Note: Make sure you read about these in your grammar book before adding them. Languages divide their pronouns into many categories. Hungarian, for instance, has six words for “you” (singular informal, singular formal (for acquaintances), singular official (for teachers, policemen, bureaucrats), plural informal, etc.), and depending upon how you count, Japanese either has no pronouns or tons of pronouns. We’ll need to have some pronouns now in order to deal with grammar later, so you’ll want to find at least a few words to refer to yourself or someone else. You’ll find a good explanation of pronouns (and a list of them) in the beginning of your grammar book. Note that you don’t yet need him, her, his, their, etc. We’ll get them later, when we discuss grammar.
How do you learn these without translations? Use pictures of people pointing at themselves/each other. There are decent pronoun pictures on Google Images, and I’ve gotten some better ones commissioned here. Use these images, and if your language, like Hungarian, has different sorts of pronouns for different sorts of relationships (i.e., friends vs acquaintances), then take a few minutes to think of some people you’d use these pronouns with. Use their names on your flashcards.
Enjoy! Please make sure you follow the instructions above. This is a tool that can be misused and seriously mess up your language studies from the beginning if you badly translate words into your target language and then intensively drill them into your memory with Anki. Also if you skip the pronunciation step then you’re going to have a harder time memorizing them, recognizing them when a native speaker says them, and you’ll be intensively drilling bad habits into your brain. The steps are there to save you time; they’re worth following.

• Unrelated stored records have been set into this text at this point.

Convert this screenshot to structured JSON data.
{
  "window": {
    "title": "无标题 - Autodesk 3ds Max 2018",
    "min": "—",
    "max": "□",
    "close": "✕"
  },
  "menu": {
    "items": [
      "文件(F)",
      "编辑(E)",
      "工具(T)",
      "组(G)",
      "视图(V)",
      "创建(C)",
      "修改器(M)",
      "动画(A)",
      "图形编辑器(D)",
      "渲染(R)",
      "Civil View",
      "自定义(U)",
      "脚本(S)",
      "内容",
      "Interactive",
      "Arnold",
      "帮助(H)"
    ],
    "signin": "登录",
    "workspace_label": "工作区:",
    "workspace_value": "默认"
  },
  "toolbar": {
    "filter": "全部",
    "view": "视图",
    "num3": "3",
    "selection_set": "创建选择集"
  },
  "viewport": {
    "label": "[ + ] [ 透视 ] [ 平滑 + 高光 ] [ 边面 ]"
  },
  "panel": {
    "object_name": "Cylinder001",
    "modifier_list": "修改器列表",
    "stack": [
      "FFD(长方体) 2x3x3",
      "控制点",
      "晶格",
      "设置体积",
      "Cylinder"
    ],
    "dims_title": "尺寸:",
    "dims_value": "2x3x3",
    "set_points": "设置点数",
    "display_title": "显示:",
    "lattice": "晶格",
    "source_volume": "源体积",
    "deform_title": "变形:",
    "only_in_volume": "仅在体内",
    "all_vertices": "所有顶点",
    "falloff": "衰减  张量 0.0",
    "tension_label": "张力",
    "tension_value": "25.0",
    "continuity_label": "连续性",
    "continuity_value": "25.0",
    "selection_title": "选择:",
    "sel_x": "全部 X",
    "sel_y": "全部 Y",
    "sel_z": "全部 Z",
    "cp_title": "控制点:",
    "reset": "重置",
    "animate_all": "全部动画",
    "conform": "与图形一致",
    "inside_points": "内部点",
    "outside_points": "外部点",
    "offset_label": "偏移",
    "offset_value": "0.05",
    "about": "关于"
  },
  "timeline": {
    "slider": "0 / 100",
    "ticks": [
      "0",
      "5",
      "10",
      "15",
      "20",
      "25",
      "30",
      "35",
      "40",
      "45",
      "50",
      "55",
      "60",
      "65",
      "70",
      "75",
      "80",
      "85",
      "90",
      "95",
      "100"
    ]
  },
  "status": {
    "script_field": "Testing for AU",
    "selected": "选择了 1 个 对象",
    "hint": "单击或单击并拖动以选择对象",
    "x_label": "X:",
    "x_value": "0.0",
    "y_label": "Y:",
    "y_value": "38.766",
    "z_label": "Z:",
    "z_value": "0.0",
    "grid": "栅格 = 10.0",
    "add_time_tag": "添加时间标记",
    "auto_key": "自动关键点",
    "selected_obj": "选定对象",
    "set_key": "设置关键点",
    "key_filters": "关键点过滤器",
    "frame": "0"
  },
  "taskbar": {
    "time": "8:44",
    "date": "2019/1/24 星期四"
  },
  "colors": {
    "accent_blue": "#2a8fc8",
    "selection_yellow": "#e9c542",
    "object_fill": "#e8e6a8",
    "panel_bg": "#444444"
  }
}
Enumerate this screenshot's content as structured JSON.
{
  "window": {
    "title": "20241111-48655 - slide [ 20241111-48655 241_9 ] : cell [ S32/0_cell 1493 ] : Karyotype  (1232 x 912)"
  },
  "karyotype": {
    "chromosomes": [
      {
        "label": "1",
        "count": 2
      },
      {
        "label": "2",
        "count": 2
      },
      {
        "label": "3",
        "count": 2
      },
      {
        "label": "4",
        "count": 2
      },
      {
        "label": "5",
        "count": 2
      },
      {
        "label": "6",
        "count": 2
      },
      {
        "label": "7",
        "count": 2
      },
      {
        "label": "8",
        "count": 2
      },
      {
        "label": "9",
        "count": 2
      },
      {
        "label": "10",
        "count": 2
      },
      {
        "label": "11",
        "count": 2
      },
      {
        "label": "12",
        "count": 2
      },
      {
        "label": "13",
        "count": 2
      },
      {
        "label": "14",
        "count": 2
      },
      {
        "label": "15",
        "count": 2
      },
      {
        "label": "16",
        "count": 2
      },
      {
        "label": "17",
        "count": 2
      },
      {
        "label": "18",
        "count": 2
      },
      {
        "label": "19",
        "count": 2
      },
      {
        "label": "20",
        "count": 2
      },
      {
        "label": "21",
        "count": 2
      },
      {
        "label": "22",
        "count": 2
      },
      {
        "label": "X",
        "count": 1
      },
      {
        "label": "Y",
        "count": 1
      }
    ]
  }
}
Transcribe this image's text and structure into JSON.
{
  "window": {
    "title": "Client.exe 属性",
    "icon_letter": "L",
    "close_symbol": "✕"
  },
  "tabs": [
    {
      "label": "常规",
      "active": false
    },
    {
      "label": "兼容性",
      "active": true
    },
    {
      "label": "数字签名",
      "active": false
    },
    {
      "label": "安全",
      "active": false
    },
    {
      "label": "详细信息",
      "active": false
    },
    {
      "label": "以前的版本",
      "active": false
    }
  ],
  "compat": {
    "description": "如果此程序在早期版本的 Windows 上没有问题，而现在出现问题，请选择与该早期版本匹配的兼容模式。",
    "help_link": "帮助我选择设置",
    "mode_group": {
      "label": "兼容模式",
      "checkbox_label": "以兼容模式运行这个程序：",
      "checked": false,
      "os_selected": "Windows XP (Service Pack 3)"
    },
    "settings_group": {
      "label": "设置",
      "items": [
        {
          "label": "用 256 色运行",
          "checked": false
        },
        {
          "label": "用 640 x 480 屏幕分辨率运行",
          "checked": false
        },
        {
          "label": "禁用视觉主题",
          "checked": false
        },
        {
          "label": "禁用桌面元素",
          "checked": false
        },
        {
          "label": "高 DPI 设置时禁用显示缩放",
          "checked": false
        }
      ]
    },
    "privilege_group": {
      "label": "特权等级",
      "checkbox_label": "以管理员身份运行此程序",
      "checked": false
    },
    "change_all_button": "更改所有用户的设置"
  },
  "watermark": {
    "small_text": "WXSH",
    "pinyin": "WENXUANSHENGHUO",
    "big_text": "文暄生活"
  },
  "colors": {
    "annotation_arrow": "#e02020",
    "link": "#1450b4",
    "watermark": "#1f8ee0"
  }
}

When you’re using an alphabetical list, the translation step (Step 2, above) is pretty easy. But still, it takes some time and you may not particularly want to do it. If you’re learning one of the languages of my Kickstarter:
- Mandarin Chinese
I’ve commissioned and compiled a professional translations of this list, put them into a set of thematic groups that makes them ~10% easier to memorize and commissioned 90 original illustrations for each thematic group. I’ve added detailed pronunciation information, gender (when appropriate), counting words (when appropriate) and occasional notes when a word doesn’t quite translate directly. So if you want to save yourself ~30-60 minutes of time, then grab one of these translations. [As mentioned above, you’ll find information about these on the Word Lists page, and you can order them here]